[Records from a dataset]
________________
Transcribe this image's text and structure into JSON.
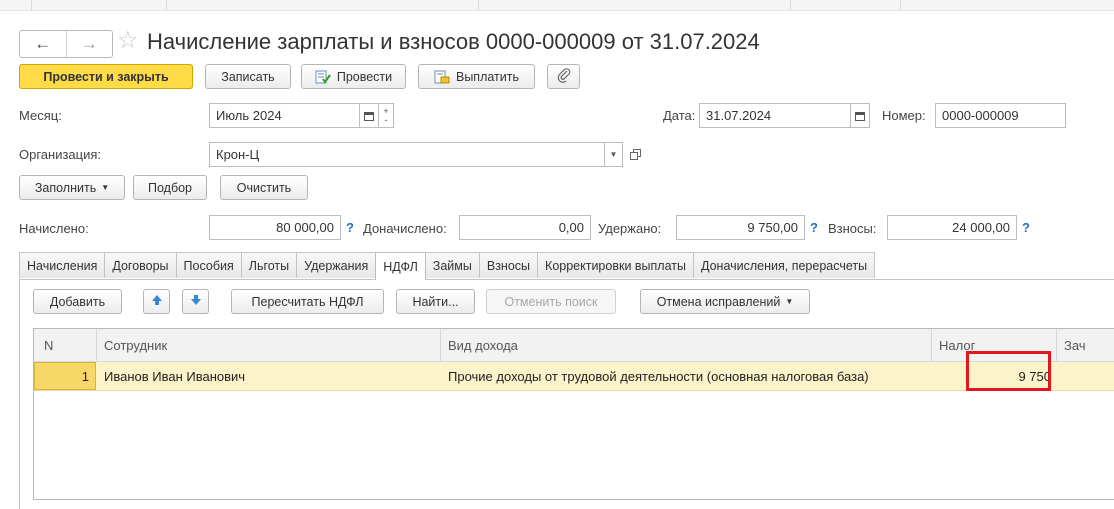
{
  "nav": {
    "back": "←",
    "forward": "→",
    "star": "☆"
  },
  "title": "Начисление зарплаты и взносов 0000-000009 от 31.07.2024",
  "toolbar": {
    "post_close": "Провести и закрыть",
    "write": "Записать",
    "post": "Провести",
    "pay": "Выплатить"
  },
  "form": {
    "month_label": "Месяц:",
    "month_value": "Июль 2024",
    "date_label": "Дата:",
    "date_value": "31.07.2024",
    "number_label": "Номер:",
    "number_value": "0000-000009",
    "org_label": "Организация:",
    "org_value": "Крон-Ц"
  },
  "actions": {
    "fill": "Заполнить",
    "pick": "Подбор",
    "clear": "Очистить"
  },
  "totals": {
    "accrued_label": "Начислено:",
    "accrued_value": "80 000,00",
    "extra_label": "Доначислено:",
    "extra_value": "0,00",
    "withheld_label": "Удержано:",
    "withheld_value": "9 750,00",
    "contrib_label": "Взносы:",
    "contrib_value": "24 000,00",
    "help": "?"
  },
  "tabs": [
    "Начисления",
    "Договоры",
    "Пособия",
    "Льготы",
    "Удержания",
    "НДФЛ",
    "Займы",
    "Взносы",
    "Корректировки выплаты",
    "Доначисления, перерасчеты"
  ],
  "active_tab": "НДФЛ",
  "ndfl_toolbar": {
    "add": "Добавить",
    "recalc": "Пересчитать НДФЛ",
    "find": "Найти...",
    "cancel_search": "Отменить поиск",
    "cancel_fix": "Отмена исправлений"
  },
  "table": {
    "columns": [
      "N",
      "Сотрудник",
      "Вид дохода",
      "Налог",
      "Зач"
    ],
    "rows": [
      {
        "n": "1",
        "employee": "Иванов Иван Иванович",
        "income": "Прочие доходы от трудовой деятельности (основная налоговая база)",
        "tax": "9 750"
      }
    ]
  },
  "colors": {
    "primary": "#fedb47",
    "selection": "#fbf3c9",
    "highlight": "#e0181d",
    "link": "#2a6fc9"
  }
}
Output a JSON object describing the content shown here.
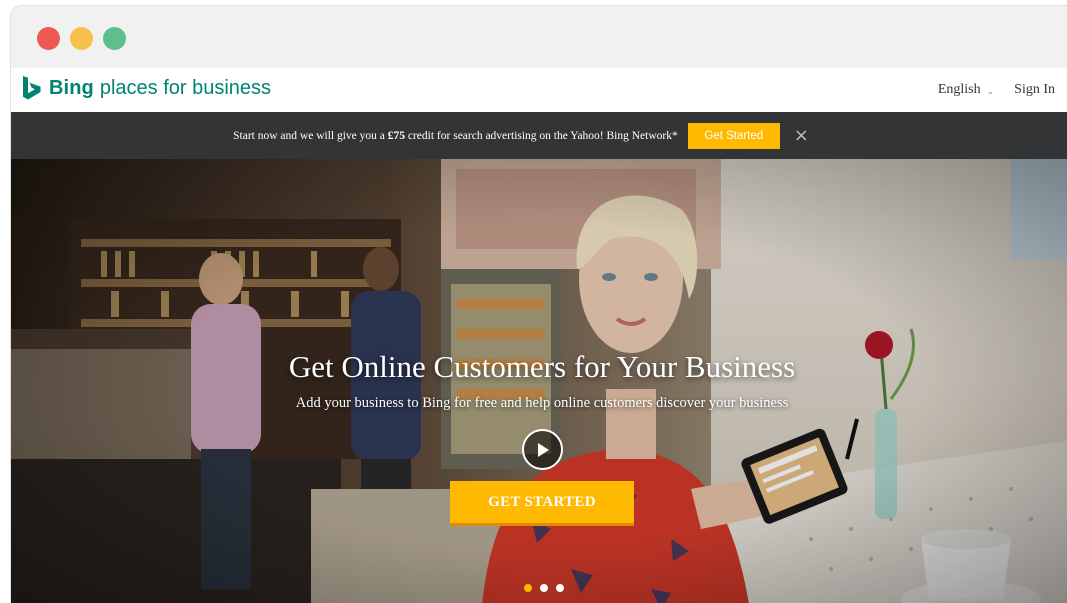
{
  "window": {
    "controls": {
      "close_color": "#ee5a52",
      "minimize_color": "#f7c04a",
      "zoom_color": "#5dbf8e"
    }
  },
  "header": {
    "logo_icon": "bing-b-logo",
    "logo_bing": "Bing",
    "logo_rest": "places for business",
    "language": "English",
    "sign_in": "Sign In",
    "brand_color": "#008373"
  },
  "promo": {
    "text_before": "Start now and we will give you a ",
    "amount": "£75",
    "text_after": " credit for search advertising on the Yahoo! Bing Network*",
    "button": "Get Started",
    "close": "×"
  },
  "hero": {
    "title": "Get Online Customers for Your Business",
    "subtitle": "Add your business to Bing for free and help online customers discover your business",
    "cta": "GET STARTED",
    "accent_color": "#ffb900",
    "slides_total": 3,
    "slide_active": 1
  }
}
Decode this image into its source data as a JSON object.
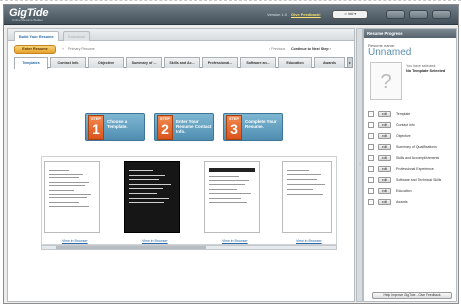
{
  "header": {
    "logo": "GigTide",
    "logo_sub": "Online Resume Builder",
    "version": "Version 1.0",
    "feedback_link": "Give Feedback!",
    "account_btn": "☺ tdd ▾",
    "buttons": [
      "",
      "",
      ""
    ]
  },
  "top_tabs": [
    "Build Your Resume",
    "Download"
  ],
  "nav": {
    "start_button": "Enter Resume",
    "prev_label": "Primary Resume",
    "previous": "‹ Previous",
    "next": "Continue to Next Step ›"
  },
  "section_tabs": [
    "Templates",
    "Contact Info",
    "Objective",
    "Summary of ...",
    "Skills and Ac...",
    "Professional...",
    "Software an...",
    "Education",
    "Awards"
  ],
  "steps": [
    {
      "label": "STEP",
      "num": "1",
      "text": "Choose a Template."
    },
    {
      "label": "STEP",
      "num": "2",
      "text": "Enter Your Resume Contact Info."
    },
    {
      "label": "STEP",
      "num": "3",
      "text": "Complete Your Resume."
    }
  ],
  "gallery": {
    "view_label": "View in Browser"
  },
  "right": {
    "header": "Resume Progress",
    "name_label": "Resume name:",
    "name": "Unnamed",
    "avatar_glyph": "?",
    "selected_label": "You have selected:",
    "selected_value": "No Template Selected",
    "edit_label": "edit",
    "items": [
      "Template",
      "Contact Info",
      "Objective",
      "Summary of Qualifications",
      "Skills and Accomplishments",
      "Professional Experience",
      "Software and Technical Skills",
      "Education",
      "Awards"
    ],
    "improve_button": "Help Improve GigTide - Give Feedback"
  },
  "colors": {
    "accent_blue": "#2a6aa8",
    "step_blue": "#4f8db0",
    "step_orange": "#d9531b",
    "header_dark": "#43505a"
  }
}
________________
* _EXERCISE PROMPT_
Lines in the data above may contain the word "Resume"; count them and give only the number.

* _OUTPUT OF THE EXERCISE_
8